(AIM OF THE TASK): So that nothing is lost, restate each entry exactly as supplied.

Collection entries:
══════════
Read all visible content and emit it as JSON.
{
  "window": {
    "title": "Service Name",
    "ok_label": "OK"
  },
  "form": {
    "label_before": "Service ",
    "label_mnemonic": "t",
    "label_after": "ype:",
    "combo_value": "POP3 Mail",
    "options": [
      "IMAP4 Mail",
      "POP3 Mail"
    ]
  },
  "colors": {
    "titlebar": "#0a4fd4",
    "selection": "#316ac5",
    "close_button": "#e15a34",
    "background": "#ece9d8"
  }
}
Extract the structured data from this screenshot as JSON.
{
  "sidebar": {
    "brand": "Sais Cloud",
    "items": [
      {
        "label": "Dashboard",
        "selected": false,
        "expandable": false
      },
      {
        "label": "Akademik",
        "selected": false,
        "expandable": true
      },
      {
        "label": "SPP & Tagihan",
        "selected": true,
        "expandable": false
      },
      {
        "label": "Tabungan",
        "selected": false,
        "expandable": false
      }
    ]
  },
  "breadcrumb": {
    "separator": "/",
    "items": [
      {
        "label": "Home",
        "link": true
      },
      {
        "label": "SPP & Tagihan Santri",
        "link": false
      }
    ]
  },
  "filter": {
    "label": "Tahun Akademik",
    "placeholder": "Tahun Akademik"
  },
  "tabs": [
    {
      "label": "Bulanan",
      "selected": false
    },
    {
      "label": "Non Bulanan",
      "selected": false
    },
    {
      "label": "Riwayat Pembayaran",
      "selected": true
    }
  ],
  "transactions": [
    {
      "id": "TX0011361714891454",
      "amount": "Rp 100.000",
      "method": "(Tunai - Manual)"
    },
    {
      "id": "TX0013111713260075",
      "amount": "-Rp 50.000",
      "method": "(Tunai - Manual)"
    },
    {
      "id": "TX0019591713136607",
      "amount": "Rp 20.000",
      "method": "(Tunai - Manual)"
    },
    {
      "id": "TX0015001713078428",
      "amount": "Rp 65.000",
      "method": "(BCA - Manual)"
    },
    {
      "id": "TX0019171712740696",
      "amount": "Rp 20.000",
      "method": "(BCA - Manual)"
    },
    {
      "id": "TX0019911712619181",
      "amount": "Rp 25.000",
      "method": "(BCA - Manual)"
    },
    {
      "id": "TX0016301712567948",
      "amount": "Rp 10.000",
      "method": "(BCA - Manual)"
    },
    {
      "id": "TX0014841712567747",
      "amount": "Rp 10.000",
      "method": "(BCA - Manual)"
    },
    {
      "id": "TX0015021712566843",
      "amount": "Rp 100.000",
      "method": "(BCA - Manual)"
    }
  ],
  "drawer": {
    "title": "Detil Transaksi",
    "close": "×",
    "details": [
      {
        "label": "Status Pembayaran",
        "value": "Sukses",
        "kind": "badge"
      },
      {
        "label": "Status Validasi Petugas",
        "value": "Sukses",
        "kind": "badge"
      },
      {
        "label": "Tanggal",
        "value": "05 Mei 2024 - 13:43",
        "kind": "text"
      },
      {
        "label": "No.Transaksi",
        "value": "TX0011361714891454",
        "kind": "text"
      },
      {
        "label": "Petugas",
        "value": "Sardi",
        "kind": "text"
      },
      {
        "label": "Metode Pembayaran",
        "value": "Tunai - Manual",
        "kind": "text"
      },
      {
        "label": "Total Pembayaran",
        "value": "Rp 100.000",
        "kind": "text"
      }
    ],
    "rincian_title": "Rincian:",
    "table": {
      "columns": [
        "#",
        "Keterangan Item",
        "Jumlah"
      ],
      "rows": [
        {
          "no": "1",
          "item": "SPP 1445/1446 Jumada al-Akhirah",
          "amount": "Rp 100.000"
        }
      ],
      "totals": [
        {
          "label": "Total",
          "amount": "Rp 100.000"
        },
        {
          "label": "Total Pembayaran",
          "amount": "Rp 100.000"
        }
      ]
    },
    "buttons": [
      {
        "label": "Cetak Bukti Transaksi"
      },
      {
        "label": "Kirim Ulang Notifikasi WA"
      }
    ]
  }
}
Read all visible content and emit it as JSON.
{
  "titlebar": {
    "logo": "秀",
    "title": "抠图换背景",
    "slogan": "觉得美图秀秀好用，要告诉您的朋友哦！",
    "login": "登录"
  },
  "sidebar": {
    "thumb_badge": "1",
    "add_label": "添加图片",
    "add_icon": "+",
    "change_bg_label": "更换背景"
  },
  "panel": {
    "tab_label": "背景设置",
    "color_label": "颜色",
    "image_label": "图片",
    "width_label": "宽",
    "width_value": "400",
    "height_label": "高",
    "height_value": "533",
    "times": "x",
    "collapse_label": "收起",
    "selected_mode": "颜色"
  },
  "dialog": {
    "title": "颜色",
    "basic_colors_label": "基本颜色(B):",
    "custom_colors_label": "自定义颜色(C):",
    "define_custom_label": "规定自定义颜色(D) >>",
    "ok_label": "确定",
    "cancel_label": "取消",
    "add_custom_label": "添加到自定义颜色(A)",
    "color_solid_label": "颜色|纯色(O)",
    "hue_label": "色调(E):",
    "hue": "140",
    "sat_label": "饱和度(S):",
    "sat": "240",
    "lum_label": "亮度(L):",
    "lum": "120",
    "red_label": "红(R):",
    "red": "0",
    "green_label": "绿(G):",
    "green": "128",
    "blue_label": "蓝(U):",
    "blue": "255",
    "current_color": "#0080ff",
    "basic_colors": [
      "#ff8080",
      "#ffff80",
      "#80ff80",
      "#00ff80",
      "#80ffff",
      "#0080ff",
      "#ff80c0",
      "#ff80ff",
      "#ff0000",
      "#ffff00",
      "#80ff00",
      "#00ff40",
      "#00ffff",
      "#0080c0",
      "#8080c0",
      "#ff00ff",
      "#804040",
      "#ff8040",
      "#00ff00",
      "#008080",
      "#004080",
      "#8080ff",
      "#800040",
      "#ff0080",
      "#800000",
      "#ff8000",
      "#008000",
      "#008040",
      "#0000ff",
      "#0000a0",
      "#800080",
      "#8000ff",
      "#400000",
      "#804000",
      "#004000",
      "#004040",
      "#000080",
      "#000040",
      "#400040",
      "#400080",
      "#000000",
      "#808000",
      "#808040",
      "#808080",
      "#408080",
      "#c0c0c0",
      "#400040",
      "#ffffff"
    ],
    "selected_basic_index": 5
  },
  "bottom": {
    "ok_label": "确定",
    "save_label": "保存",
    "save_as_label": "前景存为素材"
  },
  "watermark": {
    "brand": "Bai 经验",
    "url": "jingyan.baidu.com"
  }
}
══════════
(RESPONSE FOR THIS EXERCISE):
Read all visible content and emit it as JSON.
{
  "window": {
    "title": "Service Name",
    "ok_label": "OK"
  },
  "form": {
    "label_before": "Service ",
    "label_mnemonic": "t",
    "label_after": "ype:",
    "combo_value": "POP3 Mail",
    "options": [
      "IMAP4 Mail",
      "POP3 Mail"
    ]
  },
  "colors": {
    "titlebar": "#0a4fd4",
    "selection": "#316ac5",
    "close_button": "#e15a34",
    "background": "#ece9d8"
  }
}
Extract the structured data from this screenshot as JSON.
{
  "sidebar": {
    "brand": "Sais Cloud",
    "items": [
      {
        "label": "Dashboard",
        "selected": false,
        "expandable": false
      },
      {
        "label": "Akademik",
        "selected": false,
        "expandable": true
      },
      {
        "label": "SPP & Tagihan",
        "selected": true,
        "expandable": false
      },
      {
        "label": "Tabungan",
        "selected": false,
        "expandable": false
      }
    ]
  },
  "breadcrumb": {
    "separator": "/",
    "items": [
      {
        "label": "Home",
        "link": true
      },
      {
        "label": "SPP & Tagihan Santri",
        "link": false
      }
    ]
  },
  "filter": {
    "label": "Tahun Akademik",
    "placeholder": "Tahun Akademik"
  },
  "tabs": [
    {
      "label": "Bulanan",
      "selected": false
    },
    {
      "label": "Non Bulanan",
      "selected": false
    },
    {
      "label": "Riwayat Pembayaran",
      "selected": true
    }
  ],
  "transactions": [
    {
      "id": "TX0011361714891454",
      "amount": "Rp 100.000",
      "method": "(Tunai - Manual)"
    },
    {
      "id": "TX0013111713260075",
      "amount": "-Rp 50.000",
      "method": "(Tunai - Manual)"
    },
    {
      "id": "TX0019591713136607",
      "amount": "Rp 20.000",
      "method": "(Tunai - Manual)"
    },
    {
      "id": "TX0015001713078428",
      "amount": "Rp 65.000",
      "method": "(BCA - Manual)"
    },
    {
      "id": "TX0019171712740696",
      "amount": "Rp 20.000",
      "method": "(BCA - Manual)"
    },
    {
      "id": "TX0019911712619181",
      "amount": "Rp 25.000",
      "method": "(BCA - Manual)"
    },
    {
      "id": "TX0016301712567948",
      "amount": "Rp 10.000",
      "method": "(BCA - Manual)"
    },
    {
      "id": "TX0014841712567747",
      "amount": "Rp 10.000",
      "method": "(BCA - Manual)"
    },
    {
      "id": "TX0015021712566843",
      "amount": "Rp 100.000",
      "method": "(BCA - Manual)"
    }
  ],
  "drawer": {
    "title": "Detil Transaksi",
    "close": "×",
    "details": [
      {
        "label": "Status Pembayaran",
        "value": "Sukses",
        "kind": "badge"
      },
      {
        "label": "Status Validasi Petugas",
        "value": "Sukses",
        "kind": "badge"
      },
      {
        "label": "Tanggal",
        "value": "05 Mei 2024 - 13:43",
        "kind": "text"
      },
      {
        "label": "No.Transaksi",
        "value": "TX0011361714891454",
        "kind": "text"
      },
      {
        "label": "Petugas",
        "value": "Sardi",
        "kind": "text"
      },
      {
        "label": "Metode Pembayaran",
        "value": "Tunai - Manual",
        "kind": "text"
      },
      {
        "label": "Total Pembayaran",
        "value": "Rp 100.000",
        "kind": "text"
      }
    ],
    "rincian_title": "Rincian:",
    "table": {
      "columns": [
        "#",
        "Keterangan Item",
        "Jumlah"
      ],
      "rows": [
        {
          "no": "1",
          "item": "SPP 1445/1446 Jumada al-Akhirah",
          "amount": "Rp 100.000"
        }
      ],
      "totals": [
        {
          "label": "Total",
          "amount": "Rp 100.000"
        },
        {
          "label": "Total Pembayaran",
          "amount": "Rp 100.000"
        }
      ]
    },
    "buttons": [
      {
        "label": "Cetak Bukti Transaksi"
      },
      {
        "label": "Kirim Ulang Notifikasi WA"
      }
    ]
  }
}
Read all visible content and emit it as JSON.
{
  "titlebar": {
    "logo": "秀",
    "title": "抠图换背景",
    "slogan": "觉得美图秀秀好用，要告诉您的朋友哦！",
    "login": "登录"
  },
  "sidebar": {
    "thumb_badge": "1",
    "add_label": "添加图片",
    "add_icon": "+",
    "change_bg_label": "更换背景"
  },
  "panel": {
    "tab_label": "背景设置",
    "color_label": "颜色",
    "image_label": "图片",
    "width_label": "宽",
    "width_value": "400",
    "height_label": "高",
    "height_value": "533",
    "times": "x",
    "collapse_label": "收起",
    "selected_mode": "颜色"
  },
  "dialog": {
    "title": "颜色",
    "basic_colors_label": "基本颜色(B):",
    "custom_colors_label": "自定义颜色(C):",
    "define_custom_label": "规定自定义颜色(D) >>",
    "ok_label": "确定",
    "cancel_label": "取消",
    "add_custom_label": "添加到自定义颜色(A)",
    "color_solid_label": "颜色|纯色(O)",
    "hue_label": "色调(E):",
    "hue": "140",
    "sat_label": "饱和度(S):",
    "sat": "240",
    "lum_label": "亮度(L):",
    "lum": "120",
    "red_label": "红(R):",
    "red": "0",
    "green_label": "绿(G):",
    "green": "128",
    "blue_label": "蓝(U):",
    "blue": "255",
    "current_color": "#0080ff",
    "basic_colors": [
      "#ff8080",
      "#ffff80",
      "#80ff80",
      "#00ff80",
      "#80ffff",
      "#0080ff",
      "#ff80c0",
      "#ff80ff",
      "#ff0000",
      "#ffff00",
      "#80ff00",
      "#00ff40",
      "#00ffff",
      "#0080c0",
      "#8080c0",
      "#ff00ff",
      "#804040",
      "#ff8040",
      "#00ff00",
      "#008080",
      "#004080",
      "#8080ff",
      "#800040",
      "#ff0080",
      "#800000",
      "#ff8000",
      "#008000",
      "#008040",
      "#0000ff",
      "#0000a0",
      "#800080",
      "#8000ff",
      "#400000",
      "#804000",
      "#004000",
      "#004040",
      "#000080",
      "#000040",
      "#400040",
      "#400080",
      "#000000",
      "#808000",
      "#808040",
      "#808080",
      "#408080",
      "#c0c0c0",
      "#400040",
      "#ffffff"
    ],
    "selected_basic_index": 5
  },
  "bottom": {
    "ok_label": "确定",
    "save_label": "保存",
    "save_as_label": "前景存为素材"
  },
  "watermark": {
    "brand": "Bai 经验",
    "url": "jingyan.baidu.com"
  }
}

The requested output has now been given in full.